** Exercise **
Every record must be written out once more, with nothing added or omitted.

(Records from a data collection)
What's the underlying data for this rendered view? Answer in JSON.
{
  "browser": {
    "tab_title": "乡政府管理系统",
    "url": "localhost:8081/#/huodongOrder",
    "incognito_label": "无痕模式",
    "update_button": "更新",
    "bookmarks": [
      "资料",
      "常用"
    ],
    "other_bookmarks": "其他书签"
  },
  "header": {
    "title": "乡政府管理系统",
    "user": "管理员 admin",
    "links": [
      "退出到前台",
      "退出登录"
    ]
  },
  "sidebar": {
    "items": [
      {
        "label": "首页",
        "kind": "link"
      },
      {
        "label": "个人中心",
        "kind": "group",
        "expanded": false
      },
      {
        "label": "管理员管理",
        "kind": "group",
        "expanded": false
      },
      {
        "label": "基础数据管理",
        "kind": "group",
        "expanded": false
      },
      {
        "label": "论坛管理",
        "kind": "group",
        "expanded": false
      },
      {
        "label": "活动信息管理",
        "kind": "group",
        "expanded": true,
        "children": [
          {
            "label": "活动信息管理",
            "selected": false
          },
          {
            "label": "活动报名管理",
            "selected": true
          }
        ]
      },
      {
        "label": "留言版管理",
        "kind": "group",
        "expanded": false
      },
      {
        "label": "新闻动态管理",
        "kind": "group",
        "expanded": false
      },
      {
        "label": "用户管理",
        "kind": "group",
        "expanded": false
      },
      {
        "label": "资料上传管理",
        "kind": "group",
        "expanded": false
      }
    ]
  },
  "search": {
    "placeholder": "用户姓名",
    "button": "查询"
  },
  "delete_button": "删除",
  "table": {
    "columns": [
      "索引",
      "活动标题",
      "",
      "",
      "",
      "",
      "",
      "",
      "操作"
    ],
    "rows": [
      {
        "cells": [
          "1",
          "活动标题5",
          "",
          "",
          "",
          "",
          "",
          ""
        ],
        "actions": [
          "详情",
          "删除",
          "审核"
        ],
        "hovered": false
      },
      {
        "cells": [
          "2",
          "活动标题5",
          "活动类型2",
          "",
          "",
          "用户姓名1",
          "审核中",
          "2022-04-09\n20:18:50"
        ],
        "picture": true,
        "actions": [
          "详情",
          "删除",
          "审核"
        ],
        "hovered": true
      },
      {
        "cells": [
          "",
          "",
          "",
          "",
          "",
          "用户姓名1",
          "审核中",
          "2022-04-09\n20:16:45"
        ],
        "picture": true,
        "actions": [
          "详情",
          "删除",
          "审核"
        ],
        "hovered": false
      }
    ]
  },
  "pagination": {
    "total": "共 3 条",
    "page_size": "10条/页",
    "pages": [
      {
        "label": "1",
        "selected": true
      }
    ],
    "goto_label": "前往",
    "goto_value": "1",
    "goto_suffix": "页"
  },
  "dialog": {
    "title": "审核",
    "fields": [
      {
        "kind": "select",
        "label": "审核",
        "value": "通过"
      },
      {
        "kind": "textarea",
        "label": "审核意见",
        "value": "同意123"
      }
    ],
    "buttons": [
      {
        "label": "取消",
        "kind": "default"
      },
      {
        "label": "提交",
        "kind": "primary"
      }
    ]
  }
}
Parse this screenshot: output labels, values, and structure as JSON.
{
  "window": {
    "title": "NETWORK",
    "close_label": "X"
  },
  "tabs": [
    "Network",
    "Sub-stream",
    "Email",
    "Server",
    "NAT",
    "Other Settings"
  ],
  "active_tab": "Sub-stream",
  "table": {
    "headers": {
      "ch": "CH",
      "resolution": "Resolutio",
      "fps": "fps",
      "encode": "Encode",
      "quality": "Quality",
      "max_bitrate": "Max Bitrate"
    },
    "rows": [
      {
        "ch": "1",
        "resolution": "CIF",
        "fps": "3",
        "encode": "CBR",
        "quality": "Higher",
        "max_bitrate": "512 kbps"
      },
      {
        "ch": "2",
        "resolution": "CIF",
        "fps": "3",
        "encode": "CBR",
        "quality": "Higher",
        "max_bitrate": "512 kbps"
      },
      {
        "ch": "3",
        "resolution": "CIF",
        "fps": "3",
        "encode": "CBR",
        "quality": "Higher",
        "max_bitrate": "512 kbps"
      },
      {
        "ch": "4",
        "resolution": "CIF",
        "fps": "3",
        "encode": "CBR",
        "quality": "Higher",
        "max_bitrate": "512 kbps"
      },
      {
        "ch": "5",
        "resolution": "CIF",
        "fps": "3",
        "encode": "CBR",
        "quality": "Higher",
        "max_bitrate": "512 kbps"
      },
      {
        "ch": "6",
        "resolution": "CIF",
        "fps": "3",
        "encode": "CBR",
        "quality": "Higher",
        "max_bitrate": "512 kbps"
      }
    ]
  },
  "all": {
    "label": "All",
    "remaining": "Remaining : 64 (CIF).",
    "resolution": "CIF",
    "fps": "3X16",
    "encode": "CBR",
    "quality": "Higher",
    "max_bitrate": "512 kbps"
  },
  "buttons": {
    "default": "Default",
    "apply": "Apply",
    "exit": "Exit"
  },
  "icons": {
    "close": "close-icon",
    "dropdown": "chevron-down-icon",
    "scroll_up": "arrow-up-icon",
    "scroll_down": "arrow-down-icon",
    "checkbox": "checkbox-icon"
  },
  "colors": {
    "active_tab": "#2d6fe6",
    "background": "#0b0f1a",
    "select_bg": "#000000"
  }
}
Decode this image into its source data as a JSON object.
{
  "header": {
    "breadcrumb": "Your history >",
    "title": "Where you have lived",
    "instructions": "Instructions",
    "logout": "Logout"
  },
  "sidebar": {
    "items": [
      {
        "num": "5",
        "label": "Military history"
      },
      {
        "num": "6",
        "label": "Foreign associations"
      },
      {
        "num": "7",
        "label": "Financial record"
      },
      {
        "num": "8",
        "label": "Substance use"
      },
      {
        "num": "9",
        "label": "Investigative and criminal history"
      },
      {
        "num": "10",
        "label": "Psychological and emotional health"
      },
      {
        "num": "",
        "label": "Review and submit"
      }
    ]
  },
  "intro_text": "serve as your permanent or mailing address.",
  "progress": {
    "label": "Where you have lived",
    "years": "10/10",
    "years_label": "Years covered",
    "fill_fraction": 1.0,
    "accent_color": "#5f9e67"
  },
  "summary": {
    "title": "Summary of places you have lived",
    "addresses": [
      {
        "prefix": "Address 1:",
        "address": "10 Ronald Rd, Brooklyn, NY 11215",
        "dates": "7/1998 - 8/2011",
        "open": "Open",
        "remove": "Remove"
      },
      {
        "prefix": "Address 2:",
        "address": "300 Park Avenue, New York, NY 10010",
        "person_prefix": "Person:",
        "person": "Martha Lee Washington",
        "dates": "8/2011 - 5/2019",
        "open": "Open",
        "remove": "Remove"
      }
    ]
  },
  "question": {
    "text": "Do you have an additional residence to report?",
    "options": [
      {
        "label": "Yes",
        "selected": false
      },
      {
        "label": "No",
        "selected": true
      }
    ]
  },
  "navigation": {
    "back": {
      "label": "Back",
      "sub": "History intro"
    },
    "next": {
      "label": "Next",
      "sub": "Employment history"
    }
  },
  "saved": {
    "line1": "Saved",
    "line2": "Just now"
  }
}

** Output **
What's the underlying data for this rendered view? Answer in JSON.
{
  "browser": {
    "tab_title": "乡政府管理系统",
    "url": "localhost:8081/#/huodongOrder",
    "incognito_label": "无痕模式",
    "update_button": "更新",
    "bookmarks": [
      "资料",
      "常用"
    ],
    "other_bookmarks": "其他书签"
  },
  "header": {
    "title": "乡政府管理系统",
    "user": "管理员 admin",
    "links": [
      "退出到前台",
      "退出登录"
    ]
  },
  "sidebar": {
    "items": [
      {
        "label": "首页",
        "kind": "link"
      },
      {
        "label": "个人中心",
        "kind": "group",
        "expanded": false
      },
      {
        "label": "管理员管理",
        "kind": "group",
        "expanded": false
      },
      {
        "label": "基础数据管理",
        "kind": "group",
        "expanded": false
      },
      {
        "label": "论坛管理",
        "kind": "group",
        "expanded": false
      },
      {
        "label": "活动信息管理",
        "kind": "group",
        "expanded": true,
        "children": [
          {
            "label": "活动信息管理",
            "selected": false
          },
          {
            "label": "活动报名管理",
            "selected": true
          }
        ]
      },
      {
        "label": "留言版管理",
        "kind": "group",
        "expanded": false
      },
      {
        "label": "新闻动态管理",
        "kind": "group",
        "expanded": false
      },
      {
        "label": "用户管理",
        "kind": "group",
        "expanded": false
      },
      {
        "label": "资料上传管理",
        "kind": "group",
        "expanded": false
      }
    ]
  },
  "search": {
    "placeholder": "用户姓名",
    "button": "查询"
  },
  "delete_button": "删除",
  "table": {
    "columns": [
      "索引",
      "活动标题",
      "",
      "",
      "",
      "",
      "",
      "",
      "操作"
    ],
    "rows": [
      {
        "cells": [
          "1",
          "活动标题5",
          "",
          "",
          "",
          "",
          "",
          ""
        ],
        "actions": [
          "详情",
          "删除",
          "审核"
        ],
        "hovered": false
      },
      {
        "cells": [
          "2",
          "活动标题5",
          "活动类型2",
          "",
          "",
          "用户姓名1",
          "审核中",
          "2022-04-09\n20:18:50"
        ],
        "picture": true,
        "actions": [
          "详情",
          "删除",
          "审核"
        ],
        "hovered": true
      },
      {
        "cells": [
          "",
          "",
          "",
          "",
          "",
          "用户姓名1",
          "审核中",
          "2022-04-09\n20:16:45"
        ],
        "picture": true,
        "actions": [
          "详情",
          "删除",
          "审核"
        ],
        "hovered": false
      }
    ]
  },
  "pagination": {
    "total": "共 3 条",
    "page_size": "10条/页",
    "pages": [
      {
        "label": "1",
        "selected": true
      }
    ],
    "goto_label": "前往",
    "goto_value": "1",
    "goto_suffix": "页"
  },
  "dialog": {
    "title": "审核",
    "fields": [
      {
        "kind": "select",
        "label": "审核",
        "value": "通过"
      },
      {
        "kind": "textarea",
        "label": "审核意见",
        "value": "同意123"
      }
    ],
    "buttons": [
      {
        "label": "取消",
        "kind": "default"
      },
      {
        "label": "提交",
        "kind": "primary"
      }
    ]
  }
}
Parse this screenshot: output labels, values, and structure as JSON.
{
  "window": {
    "title": "NETWORK",
    "close_label": "X"
  },
  "tabs": [
    "Network",
    "Sub-stream",
    "Email",
    "Server",
    "NAT",
    "Other Settings"
  ],
  "active_tab": "Sub-stream",
  "table": {
    "headers": {
      "ch": "CH",
      "resolution": "Resolutio",
      "fps": "fps",
      "encode": "Encode",
      "quality": "Quality",
      "max_bitrate": "Max Bitrate"
    },
    "rows": [
      {
        "ch": "1",
        "resolution": "CIF",
        "fps": "3",
        "encode": "CBR",
        "quality": "Higher",
        "max_bitrate": "512 kbps"
      },
      {
        "ch": "2",
        "resolution": "CIF",
        "fps": "3",
        "encode": "CBR",
        "quality": "Higher",
        "max_bitrate": "512 kbps"
      },
      {
        "ch": "3",
        "resolution": "CIF",
        "fps": "3",
        "encode": "CBR",
        "quality": "Higher",
        "max_bitrate": "512 kbps"
      },
      {
        "ch": "4",
        "resolution": "CIF",
        "fps": "3",
        "encode": "CBR",
        "quality": "Higher",
        "max_bitrate": "512 kbps"
      },
      {
        "ch": "5",
        "resolution": "CIF",
        "fps": "3",
        "encode": "CBR",
        "quality": "Higher",
        "max_bitrate": "512 kbps"
      },
      {
        "ch": "6",
        "resolution": "CIF",
        "fps": "3",
        "encode": "CBR",
        "quality": "Higher",
        "max_bitrate": "512 kbps"
      }
    ]
  },
  "all": {
    "label": "All",
    "remaining": "Remaining : 64 (CIF).",
    "resolution": "CIF",
    "fps": "3X16",
    "encode": "CBR",
    "quality": "Higher",
    "max_bitrate": "512 kbps"
  },
  "buttons": {
    "default": "Default",
    "apply": "Apply",
    "exit": "Exit"
  },
  "icons": {
    "close": "close-icon",
    "dropdown": "chevron-down-icon",
    "scroll_up": "arrow-up-icon",
    "scroll_down": "arrow-down-icon",
    "checkbox": "checkbox-icon"
  },
  "colors": {
    "active_tab": "#2d6fe6",
    "background": "#0b0f1a",
    "select_bg": "#000000"
  }
}
Decode this image into its source data as a JSON object.
{
  "header": {
    "breadcrumb": "Your history >",
    "title": "Where you have lived",
    "instructions": "Instructions",
    "logout": "Logout"
  },
  "sidebar": {
    "items": [
      {
        "num": "5",
        "label": "Military history"
      },
      {
        "num": "6",
        "label": "Foreign associations"
      },
      {
        "num": "7",
        "label": "Financial record"
      },
      {
        "num": "8",
        "label": "Substance use"
      },
      {
        "num": "9",
        "label": "Investigative and criminal history"
      },
      {
        "num": "10",
        "label": "Psychological and emotional health"
      },
      {
        "num": "",
        "label": "Review and submit"
      }
    ]
  },
  "intro_text": "serve as your permanent or mailing address.",
  "progress": {
    "label": "Where you have lived",
    "years": "10/10",
    "years_label": "Years covered",
    "fill_fraction": 1.0,
    "accent_color": "#5f9e67"
  },
  "summary": {
    "title": "Summary of places you have lived",
    "addresses": [
      {
        "prefix": "Address 1:",
        "address": "10 Ronald Rd, Brooklyn, NY 11215",
        "dates": "7/1998 - 8/2011",
        "open": "Open",
        "remove": "Remove"
      },
      {
        "prefix": "Address 2:",
        "address": "300 Park Avenue, New York, NY 10010",
        "person_prefix": "Person:",
        "person": "Martha Lee Washington",
        "dates": "8/2011 - 5/2019",
        "open": "Open",
        "remove": "Remove"
      }
    ]
  },
  "question": {
    "text": "Do you have an additional residence to report?",
    "options": [
      {
        "label": "Yes",
        "selected": false
      },
      {
        "label": "No",
        "selected": true
      }
    ]
  },
  "navigation": {
    "back": {
      "label": "Back",
      "sub": "History intro"
    },
    "next": {
      "label": "Next",
      "sub": "Employment history"
    }
  },
  "saved": {
    "line1": "Saved",
    "line2": "Just now"
  }
}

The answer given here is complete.